INSTRUCTIONS TO FOLLOW. Skip the pictures and give back the rest of the listing exactly.

EXERCISE INPUTS.
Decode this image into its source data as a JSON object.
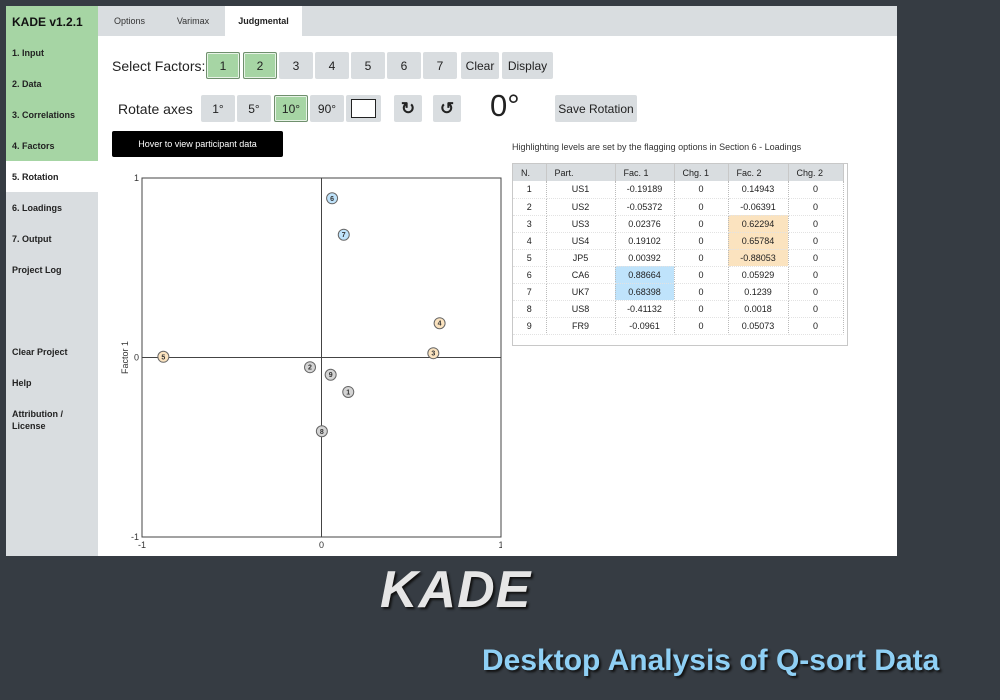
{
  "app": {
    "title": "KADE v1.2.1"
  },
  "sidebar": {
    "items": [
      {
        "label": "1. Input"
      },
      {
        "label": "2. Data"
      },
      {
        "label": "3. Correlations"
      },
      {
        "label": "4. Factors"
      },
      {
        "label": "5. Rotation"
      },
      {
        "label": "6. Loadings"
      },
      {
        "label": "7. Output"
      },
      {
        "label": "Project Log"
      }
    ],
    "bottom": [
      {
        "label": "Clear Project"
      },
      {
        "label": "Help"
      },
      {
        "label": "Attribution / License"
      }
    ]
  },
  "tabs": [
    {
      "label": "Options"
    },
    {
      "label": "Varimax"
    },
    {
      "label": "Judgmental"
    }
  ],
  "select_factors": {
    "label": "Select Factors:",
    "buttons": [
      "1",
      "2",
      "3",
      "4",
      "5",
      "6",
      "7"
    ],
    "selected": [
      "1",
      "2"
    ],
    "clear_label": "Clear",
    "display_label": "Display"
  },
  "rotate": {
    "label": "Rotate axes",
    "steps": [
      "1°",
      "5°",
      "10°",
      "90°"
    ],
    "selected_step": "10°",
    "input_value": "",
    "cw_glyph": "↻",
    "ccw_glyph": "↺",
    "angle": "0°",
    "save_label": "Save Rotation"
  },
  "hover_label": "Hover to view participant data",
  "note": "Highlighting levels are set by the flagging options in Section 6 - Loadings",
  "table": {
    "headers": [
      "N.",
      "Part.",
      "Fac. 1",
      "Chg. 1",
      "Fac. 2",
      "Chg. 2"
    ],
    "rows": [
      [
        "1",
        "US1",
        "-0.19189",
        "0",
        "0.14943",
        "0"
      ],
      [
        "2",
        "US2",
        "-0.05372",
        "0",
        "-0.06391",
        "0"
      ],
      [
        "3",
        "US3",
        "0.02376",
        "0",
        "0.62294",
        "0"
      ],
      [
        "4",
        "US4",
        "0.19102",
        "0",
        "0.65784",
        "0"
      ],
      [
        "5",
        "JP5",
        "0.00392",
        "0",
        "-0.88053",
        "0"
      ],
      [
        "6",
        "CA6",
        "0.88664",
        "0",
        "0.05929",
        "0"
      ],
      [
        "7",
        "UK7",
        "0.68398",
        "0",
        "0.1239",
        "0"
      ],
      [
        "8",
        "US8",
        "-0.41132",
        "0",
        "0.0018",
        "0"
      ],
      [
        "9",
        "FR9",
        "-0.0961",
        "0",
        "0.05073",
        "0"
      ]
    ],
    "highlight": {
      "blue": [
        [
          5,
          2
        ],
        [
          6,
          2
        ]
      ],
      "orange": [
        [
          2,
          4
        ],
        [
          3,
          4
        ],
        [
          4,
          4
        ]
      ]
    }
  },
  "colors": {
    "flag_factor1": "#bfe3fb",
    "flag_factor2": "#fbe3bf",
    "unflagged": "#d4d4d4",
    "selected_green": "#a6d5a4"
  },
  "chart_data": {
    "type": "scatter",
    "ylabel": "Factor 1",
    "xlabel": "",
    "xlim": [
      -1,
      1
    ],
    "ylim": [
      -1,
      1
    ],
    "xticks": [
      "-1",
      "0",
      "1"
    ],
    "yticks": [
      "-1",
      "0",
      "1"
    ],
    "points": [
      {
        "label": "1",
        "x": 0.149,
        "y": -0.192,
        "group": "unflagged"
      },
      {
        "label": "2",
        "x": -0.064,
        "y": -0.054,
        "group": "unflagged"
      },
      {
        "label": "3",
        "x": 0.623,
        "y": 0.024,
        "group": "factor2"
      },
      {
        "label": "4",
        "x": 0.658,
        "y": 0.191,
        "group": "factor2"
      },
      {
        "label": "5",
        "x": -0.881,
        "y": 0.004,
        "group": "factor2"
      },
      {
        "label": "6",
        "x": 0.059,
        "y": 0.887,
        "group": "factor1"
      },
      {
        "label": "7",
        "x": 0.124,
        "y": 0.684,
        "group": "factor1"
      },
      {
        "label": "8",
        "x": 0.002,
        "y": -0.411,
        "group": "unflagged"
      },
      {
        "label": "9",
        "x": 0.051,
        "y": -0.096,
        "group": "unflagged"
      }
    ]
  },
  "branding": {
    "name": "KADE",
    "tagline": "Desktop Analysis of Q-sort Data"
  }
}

YOUR RESPONSE.
Decode this image into its source data as a JSON object.
{
  "app": {
    "title": "KADE v1.2.1"
  },
  "sidebar": {
    "items": [
      {
        "label": "1. Input"
      },
      {
        "label": "2. Data"
      },
      {
        "label": "3. Correlations"
      },
      {
        "label": "4. Factors"
      },
      {
        "label": "5. Rotation"
      },
      {
        "label": "6. Loadings"
      },
      {
        "label": "7. Output"
      },
      {
        "label": "Project Log"
      }
    ],
    "bottom": [
      {
        "label": "Clear Project"
      },
      {
        "label": "Help"
      },
      {
        "label": "Attribution / License"
      }
    ]
  },
  "tabs": [
    {
      "label": "Options"
    },
    {
      "label": "Varimax"
    },
    {
      "label": "Judgmental"
    }
  ],
  "select_factors": {
    "label": "Select Factors:",
    "buttons": [
      "1",
      "2",
      "3",
      "4",
      "5",
      "6",
      "7"
    ],
    "selected": [
      "1",
      "2"
    ],
    "clear_label": "Clear",
    "display_label": "Display"
  },
  "rotate": {
    "label": "Rotate axes",
    "steps": [
      "1°",
      "5°",
      "10°",
      "90°"
    ],
    "selected_step": "10°",
    "input_value": "",
    "cw_glyph": "↻",
    "ccw_glyph": "↺",
    "angle": "0°",
    "save_label": "Save Rotation"
  },
  "hover_label": "Hover to view participant data",
  "note": "Highlighting levels are set by the flagging options in Section 6 - Loadings",
  "table": {
    "headers": [
      "N.",
      "Part.",
      "Fac. 1",
      "Chg. 1",
      "Fac. 2",
      "Chg. 2"
    ],
    "rows": [
      [
        "1",
        "US1",
        "-0.19189",
        "0",
        "0.14943",
        "0"
      ],
      [
        "2",
        "US2",
        "-0.05372",
        "0",
        "-0.06391",
        "0"
      ],
      [
        "3",
        "US3",
        "0.02376",
        "0",
        "0.62294",
        "0"
      ],
      [
        "4",
        "US4",
        "0.19102",
        "0",
        "0.65784",
        "0"
      ],
      [
        "5",
        "JP5",
        "0.00392",
        "0",
        "-0.88053",
        "0"
      ],
      [
        "6",
        "CA6",
        "0.88664",
        "0",
        "0.05929",
        "0"
      ],
      [
        "7",
        "UK7",
        "0.68398",
        "0",
        "0.1239",
        "0"
      ],
      [
        "8",
        "US8",
        "-0.41132",
        "0",
        "0.0018",
        "0"
      ],
      [
        "9",
        "FR9",
        "-0.0961",
        "0",
        "0.05073",
        "0"
      ]
    ],
    "highlight": {
      "blue": [
        [
          5,
          2
        ],
        [
          6,
          2
        ]
      ],
      "orange": [
        [
          2,
          4
        ],
        [
          3,
          4
        ],
        [
          4,
          4
        ]
      ]
    }
  },
  "colors": {
    "flag_factor1": "#bfe3fb",
    "flag_factor2": "#fbe3bf",
    "unflagged": "#d4d4d4",
    "selected_green": "#a6d5a4"
  },
  "chart_data": {
    "type": "scatter",
    "ylabel": "Factor 1",
    "xlabel": "",
    "xlim": [
      -1,
      1
    ],
    "ylim": [
      -1,
      1
    ],
    "xticks": [
      "-1",
      "0",
      "1"
    ],
    "yticks": [
      "-1",
      "0",
      "1"
    ],
    "points": [
      {
        "label": "1",
        "x": 0.149,
        "y": -0.192,
        "group": "unflagged"
      },
      {
        "label": "2",
        "x": -0.064,
        "y": -0.054,
        "group": "unflagged"
      },
      {
        "label": "3",
        "x": 0.623,
        "y": 0.024,
        "group": "factor2"
      },
      {
        "label": "4",
        "x": 0.658,
        "y": 0.191,
        "group": "factor2"
      },
      {
        "label": "5",
        "x": -0.881,
        "y": 0.004,
        "group": "factor2"
      },
      {
        "label": "6",
        "x": 0.059,
        "y": 0.887,
        "group": "factor1"
      },
      {
        "label": "7",
        "x": 0.124,
        "y": 0.684,
        "group": "factor1"
      },
      {
        "label": "8",
        "x": 0.002,
        "y": -0.411,
        "group": "unflagged"
      },
      {
        "label": "9",
        "x": 0.051,
        "y": -0.096,
        "group": "unflagged"
      }
    ]
  },
  "branding": {
    "name": "KADE",
    "tagline": "Desktop Analysis of Q-sort Data"
  }
}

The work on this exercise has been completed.